[RECORDS SUPPLIED Boundary: Start]

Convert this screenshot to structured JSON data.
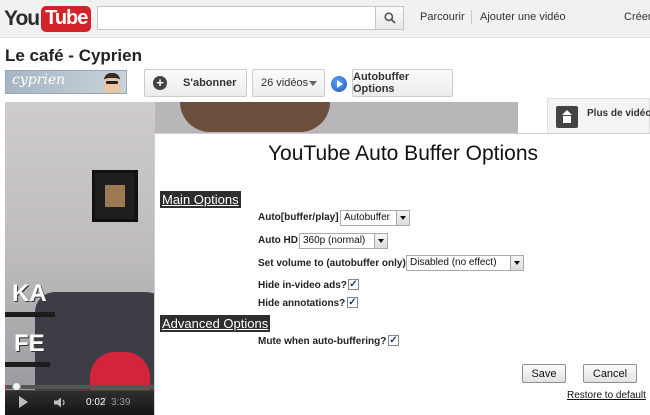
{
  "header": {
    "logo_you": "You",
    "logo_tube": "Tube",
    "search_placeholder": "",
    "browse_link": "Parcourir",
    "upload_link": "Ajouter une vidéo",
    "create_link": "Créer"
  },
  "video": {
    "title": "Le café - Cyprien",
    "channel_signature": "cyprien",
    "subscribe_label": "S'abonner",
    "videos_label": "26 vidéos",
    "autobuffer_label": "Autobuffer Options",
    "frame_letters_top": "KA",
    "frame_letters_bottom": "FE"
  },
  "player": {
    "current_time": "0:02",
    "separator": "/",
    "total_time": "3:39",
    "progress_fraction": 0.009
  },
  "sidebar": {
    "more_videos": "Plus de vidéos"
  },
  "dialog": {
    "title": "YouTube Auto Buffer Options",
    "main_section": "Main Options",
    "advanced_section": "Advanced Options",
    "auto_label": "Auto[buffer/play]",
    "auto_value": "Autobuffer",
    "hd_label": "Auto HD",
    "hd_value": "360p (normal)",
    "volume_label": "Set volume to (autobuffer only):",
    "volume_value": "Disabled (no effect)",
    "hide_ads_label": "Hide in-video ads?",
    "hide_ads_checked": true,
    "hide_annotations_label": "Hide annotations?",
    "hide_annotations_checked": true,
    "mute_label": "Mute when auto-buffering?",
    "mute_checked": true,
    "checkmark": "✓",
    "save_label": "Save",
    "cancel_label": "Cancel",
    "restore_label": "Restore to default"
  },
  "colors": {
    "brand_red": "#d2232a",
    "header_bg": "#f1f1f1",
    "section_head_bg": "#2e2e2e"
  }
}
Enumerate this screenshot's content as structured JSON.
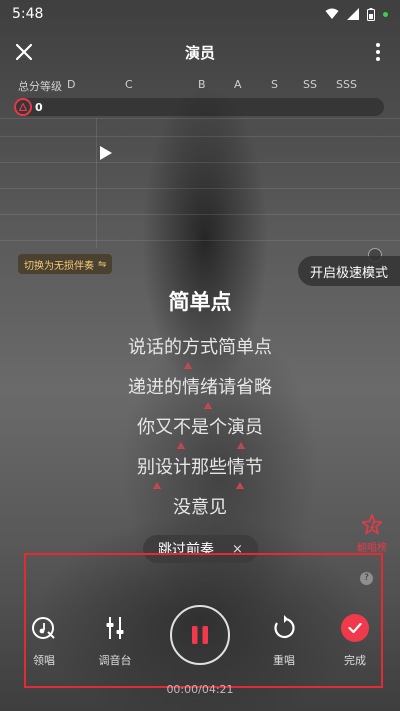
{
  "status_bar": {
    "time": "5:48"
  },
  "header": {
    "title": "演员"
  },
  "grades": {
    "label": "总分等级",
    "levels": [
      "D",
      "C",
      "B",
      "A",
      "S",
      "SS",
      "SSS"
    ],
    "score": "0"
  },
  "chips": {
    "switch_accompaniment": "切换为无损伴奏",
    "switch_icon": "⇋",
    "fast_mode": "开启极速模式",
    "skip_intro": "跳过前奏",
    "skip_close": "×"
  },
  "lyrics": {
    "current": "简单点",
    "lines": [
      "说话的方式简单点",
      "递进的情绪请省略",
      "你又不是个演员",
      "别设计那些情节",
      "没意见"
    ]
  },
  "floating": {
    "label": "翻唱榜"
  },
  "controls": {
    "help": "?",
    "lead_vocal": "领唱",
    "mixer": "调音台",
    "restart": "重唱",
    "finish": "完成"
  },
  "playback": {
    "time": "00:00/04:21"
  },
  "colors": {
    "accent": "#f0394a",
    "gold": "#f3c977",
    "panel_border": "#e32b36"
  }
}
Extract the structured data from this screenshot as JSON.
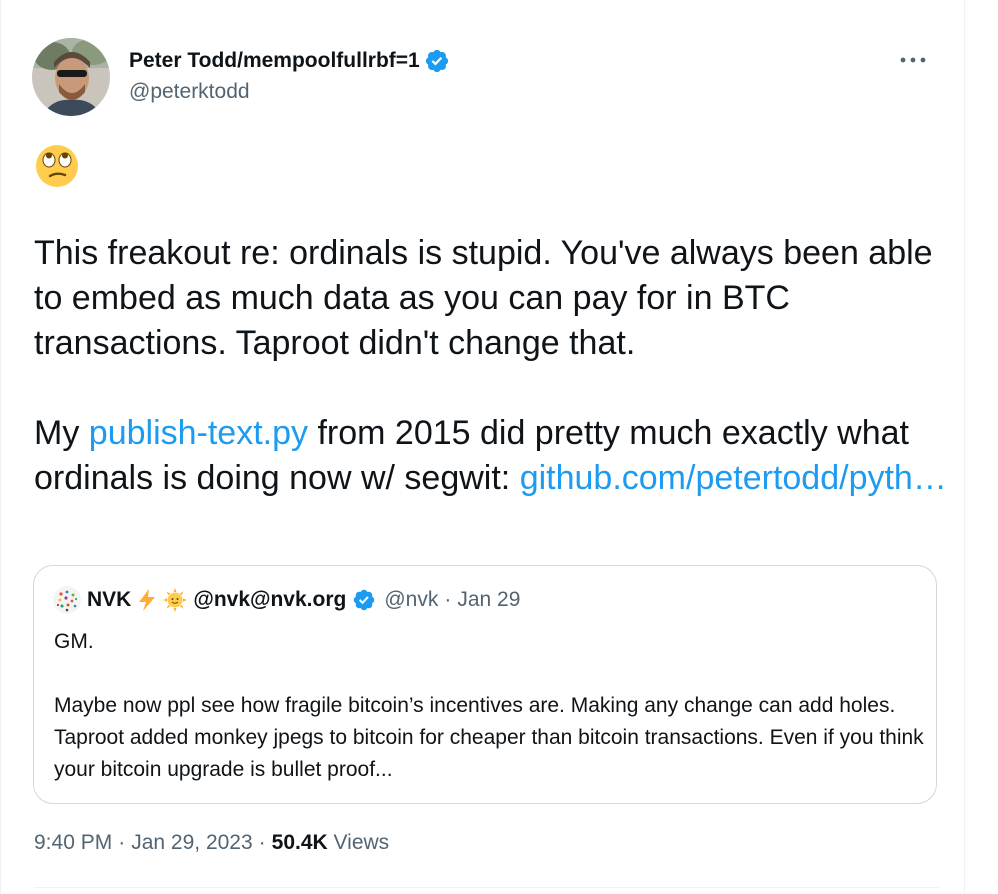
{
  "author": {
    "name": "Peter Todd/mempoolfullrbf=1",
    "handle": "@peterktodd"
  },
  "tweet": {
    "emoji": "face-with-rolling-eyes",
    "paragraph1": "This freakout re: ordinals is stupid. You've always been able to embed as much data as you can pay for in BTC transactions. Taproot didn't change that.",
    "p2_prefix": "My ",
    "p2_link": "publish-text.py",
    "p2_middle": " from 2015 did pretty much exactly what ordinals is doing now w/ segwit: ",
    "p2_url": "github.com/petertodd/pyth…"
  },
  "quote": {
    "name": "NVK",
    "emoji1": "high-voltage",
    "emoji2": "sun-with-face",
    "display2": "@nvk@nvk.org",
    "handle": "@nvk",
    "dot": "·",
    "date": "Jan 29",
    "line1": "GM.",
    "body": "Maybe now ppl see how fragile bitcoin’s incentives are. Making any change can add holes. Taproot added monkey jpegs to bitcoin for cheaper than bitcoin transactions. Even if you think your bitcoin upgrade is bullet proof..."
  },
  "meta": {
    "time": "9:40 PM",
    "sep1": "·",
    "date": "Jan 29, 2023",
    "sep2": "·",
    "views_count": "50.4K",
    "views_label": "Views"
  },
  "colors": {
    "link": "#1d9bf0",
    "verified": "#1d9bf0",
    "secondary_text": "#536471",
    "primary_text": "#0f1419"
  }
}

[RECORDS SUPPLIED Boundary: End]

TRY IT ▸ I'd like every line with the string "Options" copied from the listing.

YOUR SOLUTION ▸
    "autobuffer_label": "Autobuffer Options",
    "title": "YouTube Auto Buffer Options",
    "main_section": "Main Options",
    "advanced_section": "Advanced Options",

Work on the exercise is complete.